*** DATA LISTING

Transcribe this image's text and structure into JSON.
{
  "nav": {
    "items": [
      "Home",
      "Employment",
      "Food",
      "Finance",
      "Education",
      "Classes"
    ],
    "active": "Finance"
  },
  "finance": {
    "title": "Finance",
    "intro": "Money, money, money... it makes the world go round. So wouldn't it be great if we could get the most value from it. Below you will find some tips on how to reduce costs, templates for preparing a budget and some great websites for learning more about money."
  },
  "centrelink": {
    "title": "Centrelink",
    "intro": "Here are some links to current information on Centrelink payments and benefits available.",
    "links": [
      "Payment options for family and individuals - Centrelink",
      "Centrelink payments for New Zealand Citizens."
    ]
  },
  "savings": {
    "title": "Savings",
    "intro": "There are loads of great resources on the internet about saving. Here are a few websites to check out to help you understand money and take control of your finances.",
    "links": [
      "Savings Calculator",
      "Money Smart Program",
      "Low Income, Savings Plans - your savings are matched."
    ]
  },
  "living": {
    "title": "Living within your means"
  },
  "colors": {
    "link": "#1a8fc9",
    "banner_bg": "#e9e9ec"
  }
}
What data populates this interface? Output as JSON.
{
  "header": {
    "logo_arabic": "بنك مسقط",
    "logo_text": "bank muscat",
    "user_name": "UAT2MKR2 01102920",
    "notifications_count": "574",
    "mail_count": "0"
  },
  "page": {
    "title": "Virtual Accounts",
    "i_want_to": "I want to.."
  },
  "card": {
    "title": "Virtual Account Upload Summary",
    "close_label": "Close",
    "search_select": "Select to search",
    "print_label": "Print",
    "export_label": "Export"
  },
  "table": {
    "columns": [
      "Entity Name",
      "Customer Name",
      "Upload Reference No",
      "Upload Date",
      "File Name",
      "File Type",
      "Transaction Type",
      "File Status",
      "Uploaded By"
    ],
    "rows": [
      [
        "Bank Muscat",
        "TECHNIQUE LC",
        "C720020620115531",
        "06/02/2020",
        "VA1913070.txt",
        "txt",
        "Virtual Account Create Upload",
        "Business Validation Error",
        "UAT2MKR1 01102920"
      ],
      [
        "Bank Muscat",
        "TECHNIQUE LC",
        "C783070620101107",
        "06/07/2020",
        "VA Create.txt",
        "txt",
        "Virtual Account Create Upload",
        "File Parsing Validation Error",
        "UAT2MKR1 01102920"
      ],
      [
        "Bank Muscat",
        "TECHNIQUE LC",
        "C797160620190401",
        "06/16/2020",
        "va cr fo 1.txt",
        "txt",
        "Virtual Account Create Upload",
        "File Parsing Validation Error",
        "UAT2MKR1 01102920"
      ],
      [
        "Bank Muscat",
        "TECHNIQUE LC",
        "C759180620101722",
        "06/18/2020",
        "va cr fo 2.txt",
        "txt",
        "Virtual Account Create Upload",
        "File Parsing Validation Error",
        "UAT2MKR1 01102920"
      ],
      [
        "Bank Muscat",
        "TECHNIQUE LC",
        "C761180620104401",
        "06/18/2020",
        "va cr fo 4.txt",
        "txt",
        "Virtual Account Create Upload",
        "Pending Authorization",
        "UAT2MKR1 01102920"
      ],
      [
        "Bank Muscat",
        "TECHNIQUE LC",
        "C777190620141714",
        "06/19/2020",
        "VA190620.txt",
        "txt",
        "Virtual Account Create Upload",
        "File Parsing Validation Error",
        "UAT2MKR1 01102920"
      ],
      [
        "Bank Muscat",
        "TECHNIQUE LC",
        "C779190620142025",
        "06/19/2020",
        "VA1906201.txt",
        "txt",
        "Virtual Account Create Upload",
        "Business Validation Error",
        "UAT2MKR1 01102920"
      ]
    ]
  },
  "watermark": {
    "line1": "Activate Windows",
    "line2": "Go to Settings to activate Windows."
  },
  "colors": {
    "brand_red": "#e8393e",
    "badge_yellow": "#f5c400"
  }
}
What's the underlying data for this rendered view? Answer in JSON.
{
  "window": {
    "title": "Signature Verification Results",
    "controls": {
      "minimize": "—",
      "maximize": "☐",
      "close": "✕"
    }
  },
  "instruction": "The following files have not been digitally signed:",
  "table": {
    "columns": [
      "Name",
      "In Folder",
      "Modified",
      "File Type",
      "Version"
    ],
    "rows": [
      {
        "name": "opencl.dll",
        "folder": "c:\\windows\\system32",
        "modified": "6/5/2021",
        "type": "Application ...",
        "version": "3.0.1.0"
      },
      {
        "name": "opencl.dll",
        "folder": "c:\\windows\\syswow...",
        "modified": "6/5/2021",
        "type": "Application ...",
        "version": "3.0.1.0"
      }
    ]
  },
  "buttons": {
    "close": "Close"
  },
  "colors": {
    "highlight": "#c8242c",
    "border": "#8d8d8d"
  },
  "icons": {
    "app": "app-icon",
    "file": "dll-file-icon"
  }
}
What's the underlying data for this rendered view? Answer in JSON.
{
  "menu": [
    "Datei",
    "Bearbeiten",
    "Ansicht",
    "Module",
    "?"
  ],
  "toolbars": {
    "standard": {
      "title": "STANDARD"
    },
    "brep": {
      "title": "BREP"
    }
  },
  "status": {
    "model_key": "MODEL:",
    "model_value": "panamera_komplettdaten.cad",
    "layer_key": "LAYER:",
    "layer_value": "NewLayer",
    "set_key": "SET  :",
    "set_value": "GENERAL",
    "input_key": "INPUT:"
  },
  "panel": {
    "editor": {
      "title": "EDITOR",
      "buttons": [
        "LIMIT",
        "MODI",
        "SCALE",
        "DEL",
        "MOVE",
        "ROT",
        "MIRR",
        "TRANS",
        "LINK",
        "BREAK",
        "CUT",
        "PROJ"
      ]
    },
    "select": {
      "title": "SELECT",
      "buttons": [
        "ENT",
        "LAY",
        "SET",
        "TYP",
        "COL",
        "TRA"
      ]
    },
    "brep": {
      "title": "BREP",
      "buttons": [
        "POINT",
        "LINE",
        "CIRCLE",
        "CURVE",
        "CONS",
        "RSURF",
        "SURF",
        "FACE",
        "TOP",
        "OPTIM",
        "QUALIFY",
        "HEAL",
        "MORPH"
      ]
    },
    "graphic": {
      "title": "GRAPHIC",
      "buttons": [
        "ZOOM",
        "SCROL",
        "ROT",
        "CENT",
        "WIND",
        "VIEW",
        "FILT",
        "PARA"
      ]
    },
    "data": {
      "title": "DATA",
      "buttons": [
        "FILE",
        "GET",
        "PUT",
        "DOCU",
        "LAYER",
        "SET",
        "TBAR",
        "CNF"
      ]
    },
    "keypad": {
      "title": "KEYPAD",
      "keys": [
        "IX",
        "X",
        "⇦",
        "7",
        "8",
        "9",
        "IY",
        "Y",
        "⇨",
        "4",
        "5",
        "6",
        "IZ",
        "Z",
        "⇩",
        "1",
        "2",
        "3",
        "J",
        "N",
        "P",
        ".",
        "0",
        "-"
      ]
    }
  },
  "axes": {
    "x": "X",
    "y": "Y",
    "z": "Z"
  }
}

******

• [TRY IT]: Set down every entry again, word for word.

• [EXPECTED ANSWER]:
Transcribe this image's text and structure into JSON.
{
  "nav": {
    "items": [
      "Home",
      "Employment",
      "Food",
      "Finance",
      "Education",
      "Classes"
    ],
    "active": "Finance"
  },
  "finance": {
    "title": "Finance",
    "intro": "Money, money, money... it makes the world go round. So wouldn't it be great if we could get the most value from it. Below you will find some tips on how to reduce costs, templates for preparing a budget and some great websites for learning more about money."
  },
  "centrelink": {
    "title": "Centrelink",
    "intro": "Here are some links to current information on Centrelink payments and benefits available.",
    "links": [
      "Payment options for family and individuals - Centrelink",
      "Centrelink payments for New Zealand Citizens."
    ]
  },
  "savings": {
    "title": "Savings",
    "intro": "There are loads of great resources on the internet about saving. Here are a few websites to check out to help you understand money and take control of your finances.",
    "links": [
      "Savings Calculator",
      "Money Smart Program",
      "Low Income, Savings Plans - your savings are matched."
    ]
  },
  "living": {
    "title": "Living within your means"
  },
  "colors": {
    "link": "#1a8fc9",
    "banner_bg": "#e9e9ec"
  }
}
What data populates this interface? Output as JSON.
{
  "header": {
    "logo_arabic": "بنك مسقط",
    "logo_text": "bank muscat",
    "user_name": "UAT2MKR2 01102920",
    "notifications_count": "574",
    "mail_count": "0"
  },
  "page": {
    "title": "Virtual Accounts",
    "i_want_to": "I want to.."
  },
  "card": {
    "title": "Virtual Account Upload Summary",
    "close_label": "Close",
    "search_select": "Select to search",
    "print_label": "Print",
    "export_label": "Export"
  },
  "table": {
    "columns": [
      "Entity Name",
      "Customer Name",
      "Upload Reference No",
      "Upload Date",
      "File Name",
      "File Type",
      "Transaction Type",
      "File Status",
      "Uploaded By"
    ],
    "rows": [
      [
        "Bank Muscat",
        "TECHNIQUE LC",
        "C720020620115531",
        "06/02/2020",
        "VA1913070.txt",
        "txt",
        "Virtual Account Create Upload",
        "Business Validation Error",
        "UAT2MKR1 01102920"
      ],
      [
        "Bank Muscat",
        "TECHNIQUE LC",
        "C783070620101107",
        "06/07/2020",
        "VA Create.txt",
        "txt",
        "Virtual Account Create Upload",
        "File Parsing Validation Error",
        "UAT2MKR1 01102920"
      ],
      [
        "Bank Muscat",
        "TECHNIQUE LC",
        "C797160620190401",
        "06/16/2020",
        "va cr fo 1.txt",
        "txt",
        "Virtual Account Create Upload",
        "File Parsing Validation Error",
        "UAT2MKR1 01102920"
      ],
      [
        "Bank Muscat",
        "TECHNIQUE LC",
        "C759180620101722",
        "06/18/2020",
        "va cr fo 2.txt",
        "txt",
        "Virtual Account Create Upload",
        "File Parsing Validation Error",
        "UAT2MKR1 01102920"
      ],
      [
        "Bank Muscat",
        "TECHNIQUE LC",
        "C761180620104401",
        "06/18/2020",
        "va cr fo 4.txt",
        "txt",
        "Virtual Account Create Upload",
        "Pending Authorization",
        "UAT2MKR1 01102920"
      ],
      [
        "Bank Muscat",
        "TECHNIQUE LC",
        "C777190620141714",
        "06/19/2020",
        "VA190620.txt",
        "txt",
        "Virtual Account Create Upload",
        "File Parsing Validation Error",
        "UAT2MKR1 01102920"
      ],
      [
        "Bank Muscat",
        "TECHNIQUE LC",
        "C779190620142025",
        "06/19/2020",
        "VA1906201.txt",
        "txt",
        "Virtual Account Create Upload",
        "Business Validation Error",
        "UAT2MKR1 01102920"
      ]
    ]
  },
  "watermark": {
    "line1": "Activate Windows",
    "line2": "Go to Settings to activate Windows."
  },
  "colors": {
    "brand_red": "#e8393e",
    "badge_yellow": "#f5c400"
  }
}
What's the underlying data for this rendered view? Answer in JSON.
{
  "window": {
    "title": "Signature Verification Results",
    "controls": {
      "minimize": "—",
      "maximize": "☐",
      "close": "✕"
    }
  },
  "instruction": "The following files have not been digitally signed:",
  "table": {
    "columns": [
      "Name",
      "In Folder",
      "Modified",
      "File Type",
      "Version"
    ],
    "rows": [
      {
        "name": "opencl.dll",
        "folder": "c:\\windows\\system32",
        "modified": "6/5/2021",
        "type": "Application ...",
        "version": "3.0.1.0"
      },
      {
        "name": "opencl.dll",
        "folder": "c:\\windows\\syswow...",
        "modified": "6/5/2021",
        "type": "Application ...",
        "version": "3.0.1.0"
      }
    ]
  },
  "buttons": {
    "close": "Close"
  },
  "colors": {
    "highlight": "#c8242c",
    "border": "#8d8d8d"
  },
  "icons": {
    "app": "app-icon",
    "file": "dll-file-icon"
  }
}
What's the underlying data for this rendered view? Answer in JSON.
{
  "menu": [
    "Datei",
    "Bearbeiten",
    "Ansicht",
    "Module",
    "?"
  ],
  "toolbars": {
    "standard": {
      "title": "STANDARD"
    },
    "brep": {
      "title": "BREP"
    }
  },
  "status": {
    "model_key": "MODEL:",
    "model_value": "panamera_komplettdaten.cad",
    "layer_key": "LAYER:",
    "layer_value": "NewLayer",
    "set_key": "SET  :",
    "set_value": "GENERAL",
    "input_key": "INPUT:"
  },
  "panel": {
    "editor": {
      "title": "EDITOR",
      "buttons": [
        "LIMIT",
        "MODI",
        "SCALE",
        "DEL",
        "MOVE",
        "ROT",
        "MIRR",
        "TRANS",
        "LINK",
        "BREAK",
        "CUT",
        "PROJ"
      ]
    },
    "select": {
      "title": "SELECT",
      "buttons": [
        "ENT",
        "LAY",
        "SET",
        "TYP",
        "COL",
        "TRA"
      ]
    },
    "brep": {
      "title": "BREP",
      "buttons": [
        "POINT",
        "LINE",
        "CIRCLE",
        "CURVE",
        "CONS",
        "RSURF",
        "SURF",
        "FACE",
        "TOP",
        "OPTIM",
        "QUALIFY",
        "HEAL",
        "MORPH"
      ]
    },
    "graphic": {
      "title": "GRAPHIC",
      "buttons": [
        "ZOOM",
        "SCROL",
        "ROT",
        "CENT",
        "WIND",
        "VIEW",
        "FILT",
        "PARA"
      ]
    },
    "data": {
      "title": "DATA",
      "buttons": [
        "FILE",
        "GET",
        "PUT",
        "DOCU",
        "LAYER",
        "SET",
        "TBAR",
        "CNF"
      ]
    },
    "keypad": {
      "title": "KEYPAD",
      "keys": [
        "IX",
        "X",
        "⇦",
        "7",
        "8",
        "9",
        "IY",
        "Y",
        "⇨",
        "4",
        "5",
        "6",
        "IZ",
        "Z",
        "⇩",
        "1",
        "2",
        "3",
        "J",
        "N",
        "P",
        ".",
        "0",
        "-"
      ]
    }
  },
  "axes": {
    "x": "X",
    "y": "Y",
    "z": "Z"
  }
}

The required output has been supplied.